This place is gorgeous! Around Siem Reap it’s very flat, but the farther north you go, there are significant mountains and lots of awesome cliffs. This morning we woke, got breakfast, and hit the tuk tuk running. Literally, Zoe loves the tuk tuk more than anything, and Pearom thinks it’s too cool that she comes running for him. We had an hour long drive ahead of us, which was great. We drove through the local countryside past fields of rice and lemongrass, flooded yards, homes on stilts, naked kids and dogs running around, cows-chickens-water buffalo wandering, and lots of Cambodian people going about their day. The homes here are quite basic compared to ours, but truly amazing. They are typically on stilts (it floods alot) and seem to have half the building (maybe one or two rooms) enclosed with walls of wood or palm leaves, while the other half is simply an open air room with a roof. The kitchen is a woodburning kiln on the ground; alot of homes have signs indicating that their water well was donated with details about who sent he money, and what country they were from. Do a google search for “cambodia water well”. Also seems that everyone has at least one cow, some chickens, a few hammocks, and a mini buddha temple that I mistook for birdhouses at first.
Our drive led us to Banteay Srei – a beautiful small ‘female’ temple with amazingly intricate carvings in a pinkish sandstone. It was more crowded than anywhere we went yesterday, so it was tough for Zoe as she was weilding a lovely stick (fishing pole) the whole day. We enjoyed the monkeys, Hindu gods and goddesses, elephants, and floral carvings. Unlike the temples and palaces we hit up yesterday, this one is mostly Hindu…I guess there was a lot of Buddhist/Hindu/local religion mixing that resulted in the Angkor culture. We got our fill of crowds and ‘do not touch’ carvings, donated a bit to sit and listen to some traditional music played by victims of landmines, bought a book and a sprite, and mounted our tuk tuk.

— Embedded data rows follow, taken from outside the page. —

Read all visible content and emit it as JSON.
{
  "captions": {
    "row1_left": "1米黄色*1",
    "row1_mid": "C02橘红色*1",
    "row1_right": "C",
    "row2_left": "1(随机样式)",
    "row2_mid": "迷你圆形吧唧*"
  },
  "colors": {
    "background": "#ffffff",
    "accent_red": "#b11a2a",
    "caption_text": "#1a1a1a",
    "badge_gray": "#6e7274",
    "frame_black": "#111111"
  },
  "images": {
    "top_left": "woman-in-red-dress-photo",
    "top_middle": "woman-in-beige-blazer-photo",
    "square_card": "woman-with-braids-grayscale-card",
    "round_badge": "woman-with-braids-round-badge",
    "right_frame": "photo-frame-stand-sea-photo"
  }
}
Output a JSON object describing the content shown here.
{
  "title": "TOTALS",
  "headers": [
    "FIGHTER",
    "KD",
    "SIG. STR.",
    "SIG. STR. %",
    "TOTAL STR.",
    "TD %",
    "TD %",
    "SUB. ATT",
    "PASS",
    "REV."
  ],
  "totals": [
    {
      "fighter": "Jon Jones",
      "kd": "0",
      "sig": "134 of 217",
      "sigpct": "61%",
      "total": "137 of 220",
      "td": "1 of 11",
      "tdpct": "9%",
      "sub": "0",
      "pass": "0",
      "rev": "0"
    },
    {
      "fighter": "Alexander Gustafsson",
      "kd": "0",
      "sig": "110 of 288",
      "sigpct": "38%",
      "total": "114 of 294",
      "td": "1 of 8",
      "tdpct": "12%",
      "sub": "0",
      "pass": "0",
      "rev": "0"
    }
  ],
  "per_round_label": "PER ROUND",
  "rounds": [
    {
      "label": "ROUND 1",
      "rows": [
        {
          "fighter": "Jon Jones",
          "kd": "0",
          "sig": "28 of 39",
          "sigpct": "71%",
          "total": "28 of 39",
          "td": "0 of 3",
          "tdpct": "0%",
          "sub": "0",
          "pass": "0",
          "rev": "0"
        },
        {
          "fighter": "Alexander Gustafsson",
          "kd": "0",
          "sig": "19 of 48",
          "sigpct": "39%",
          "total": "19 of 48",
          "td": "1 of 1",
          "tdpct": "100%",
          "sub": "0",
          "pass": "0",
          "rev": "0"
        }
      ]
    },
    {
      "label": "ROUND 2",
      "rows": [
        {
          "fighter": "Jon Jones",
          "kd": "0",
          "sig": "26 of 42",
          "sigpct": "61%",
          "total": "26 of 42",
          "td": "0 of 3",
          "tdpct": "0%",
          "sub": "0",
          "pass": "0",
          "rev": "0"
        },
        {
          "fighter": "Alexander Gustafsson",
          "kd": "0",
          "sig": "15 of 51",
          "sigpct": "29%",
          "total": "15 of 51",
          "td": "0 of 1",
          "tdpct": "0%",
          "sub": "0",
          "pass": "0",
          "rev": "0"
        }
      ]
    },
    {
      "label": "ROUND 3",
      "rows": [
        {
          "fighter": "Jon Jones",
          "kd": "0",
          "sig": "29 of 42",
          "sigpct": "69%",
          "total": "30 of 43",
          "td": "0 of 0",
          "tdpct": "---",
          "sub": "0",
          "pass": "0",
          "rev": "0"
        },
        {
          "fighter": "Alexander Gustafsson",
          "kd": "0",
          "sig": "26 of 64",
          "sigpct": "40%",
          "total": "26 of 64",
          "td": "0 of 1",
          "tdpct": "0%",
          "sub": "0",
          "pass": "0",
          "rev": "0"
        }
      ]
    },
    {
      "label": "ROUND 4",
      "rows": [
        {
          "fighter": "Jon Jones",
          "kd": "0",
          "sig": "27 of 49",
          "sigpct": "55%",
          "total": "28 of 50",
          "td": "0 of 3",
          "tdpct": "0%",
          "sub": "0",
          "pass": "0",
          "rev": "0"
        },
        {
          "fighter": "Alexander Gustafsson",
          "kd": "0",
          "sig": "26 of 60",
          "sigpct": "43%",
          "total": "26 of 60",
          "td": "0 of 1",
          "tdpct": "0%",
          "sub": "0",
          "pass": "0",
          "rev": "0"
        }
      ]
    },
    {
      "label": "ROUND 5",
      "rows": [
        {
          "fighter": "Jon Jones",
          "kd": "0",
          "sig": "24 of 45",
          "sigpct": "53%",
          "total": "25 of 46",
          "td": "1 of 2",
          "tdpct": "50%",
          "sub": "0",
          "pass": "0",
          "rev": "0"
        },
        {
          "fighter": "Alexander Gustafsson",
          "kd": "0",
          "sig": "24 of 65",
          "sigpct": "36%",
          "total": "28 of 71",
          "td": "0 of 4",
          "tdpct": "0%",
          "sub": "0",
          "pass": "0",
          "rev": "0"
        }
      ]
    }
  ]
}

We drove 20 more minutes down the road through a random deluge of rain; the tuk tuk has canvas sides that roll down, and Pearom insisted we continue as he had a poncho even though I offered they we could all just wait in the trailer for it to pass. The clouds parted when we arrived at the trailhead for Kbal Spean. This is the ‘male’ area – a streambed full of neato Hindu god carvings plus a few hundred ‘linga’s’ or penises that seem to emerge from the water. weird but cool. The hike in was 2km; Zoe rode on my back and fell asleep. It was a nice trail with lots of uphill boulder-strewn patches followed by nice flat trail. The water was flowing fast and furious, creating an awesome waterfall which would’ve been worth the hike regardless of the carvings. Zoe woke as we were checking out the last of the carvings – a man riding a bull – but she wanted to stay in the carrier. The trail is so well marked, that I know she decided to walk when we had 1.5 km left to return. She loved it! We got wet and muddy as another storm blew through, and then filled our bellies with a noodle dish and some juice at the trailhead food huts. The drive back was sunny and fun.
This afternoon we ventured out again to see some of the modern wats (temples) in town; they are exquisitely painted in bright orange and gold. Afterwards we had a special night out. We went to the massage place across the street where I got an hour long Khmer massage for $6. Zoe spent the time jumping on the other futons in the room and unpacking our bag…the massage girl thought it was hysterical. Then we wandered to a nails place and got pedicures; again Zoe was a hit with the Cambodian girls who did her nails. She picked purple. We rounded out the evening with a special dinner and show at La Noria restaurant where the local nonprofit kids traditional arts school does a shadow puppet show and apsara dance. The young kids doing the show were great, and Zoe was enthralled the whole time. We ate an amazing fish Amok. Now Zoe is crashed out on the bed with the AC cranked after a nice hot shower.